● **Task goal**: Show every line of the data that includes the word "MasterMap".

● **Excerpted data**:
+ + + + + + +
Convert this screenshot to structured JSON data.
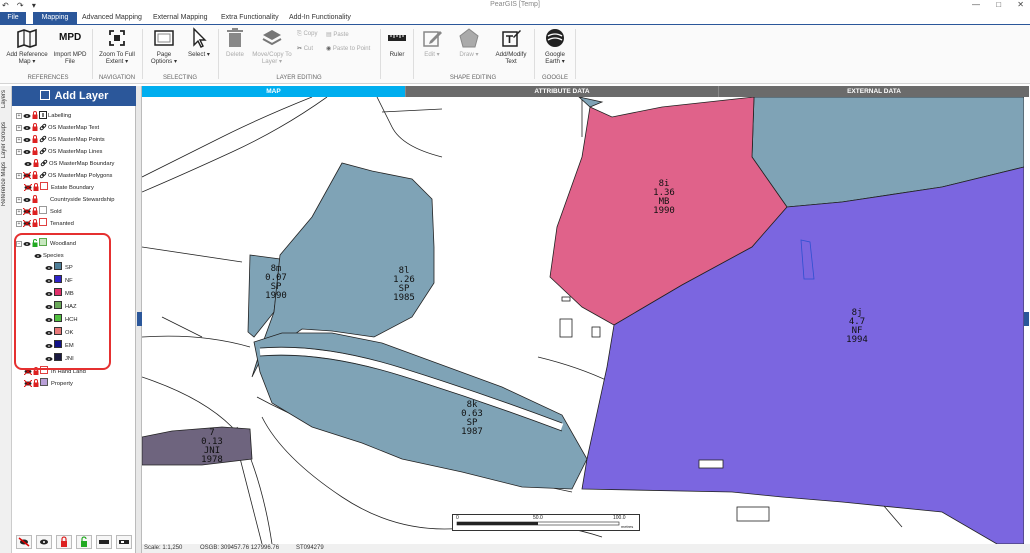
{
  "window": {
    "title": "PearGIS [Temp]",
    "min": "—",
    "max": "□",
    "close": "✕"
  },
  "quick_access": "↶ ↷ ▾",
  "tabs": [
    "File",
    "Mapping",
    "Advanced Mapping",
    "External Mapping",
    "Extra Functionality",
    "Add-In Functionality"
  ],
  "ribbon": {
    "add_reference_map": "Add Reference Map ▾",
    "import_mpd": "Import MPD File",
    "mpd_icon_text": "MPD",
    "zoom_full": "Zoom To Full Extent ▾",
    "page_options": "Page Options ▾",
    "select": "Select ▾",
    "delete": "Delete",
    "move_copy": "Move/Copy To Layer ▾",
    "copy": "Copy",
    "cut": "Cut",
    "paste": "Paste",
    "paste_to_point": "Paste to Point",
    "ruler": "Ruler",
    "edit": "Edit ▾",
    "draw": "Draw ▾",
    "add_modify_text": "Add/Modify Text",
    "google_earth": "Google Earth ▾",
    "groups": {
      "references": "REFERENCES",
      "navigation": "NAVIGATION",
      "selecting": "SELECTING",
      "layer_editing": "LAYER EDITING",
      "shape_editing": "SHAPE EDITING",
      "google": "GOOGLE"
    }
  },
  "side_tabs": [
    "Layers",
    "Layer Groups",
    "Reference Maps"
  ],
  "panel": {
    "add_layer": "Add Layer",
    "layers": [
      {
        "label": "Labelling"
      },
      {
        "label": "OS MasterMap Text"
      },
      {
        "label": "OS MasterMap Points"
      },
      {
        "label": "OS MasterMap Lines"
      },
      {
        "label": "OS MasterMap Boundary"
      },
      {
        "label": "OS MasterMap Polygons"
      },
      {
        "label": "Estate Boundary"
      },
      {
        "label": "Countryside Stewardship"
      },
      {
        "label": "Sold"
      },
      {
        "label": "Tenanted"
      },
      {
        "label": "Woodland"
      },
      {
        "label": "Species"
      },
      {
        "label": "In Hand Land"
      },
      {
        "label": "Property"
      }
    ],
    "species": [
      {
        "label": "SP",
        "color": "#4f7f99"
      },
      {
        "label": "NF",
        "color": "#2e22c8"
      },
      {
        "label": "MB",
        "color": "#e0306a"
      },
      {
        "label": "HAZ",
        "color": "#6aa95a"
      },
      {
        "label": "HCH",
        "color": "#52c040"
      },
      {
        "label": "OK",
        "color": "#e87878"
      },
      {
        "label": "EM",
        "color": "#121288"
      },
      {
        "label": "JNI",
        "color": "#1a1a40"
      }
    ]
  },
  "map_tabs": [
    "MAP",
    "ATTRIBUTE DATA",
    "EXTERNAL DATA"
  ],
  "parcels": [
    {
      "label": "8i\n1.36\nMB\n1990"
    },
    {
      "label": "8m\n0.07\nSP\n1990"
    },
    {
      "label": "8l\n1.26\nSP\n1985"
    },
    {
      "label": "8j\n4.7\nNF\n1994"
    },
    {
      "label": "8k\n0.63\nSP\n1987"
    },
    {
      "label": "7\n0.13\nJNI\n1978"
    }
  ],
  "scalebar": {
    "ticks": [
      "0",
      "50.0",
      "100.0"
    ],
    "unit": "metres"
  },
  "status": {
    "scale": "Scale: 1:1,250",
    "osgb": "OSGB: 309457.76 127996.76",
    "grid": "ST094279"
  }
}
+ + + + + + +
● **Result below**:
        "label": "OS MasterMap Text"
        "label": "OS MasterMap Points"
        "label": "OS MasterMap Lines"
        "label": "OS MasterMap Boundary"
        "label": "OS MasterMap Polygons"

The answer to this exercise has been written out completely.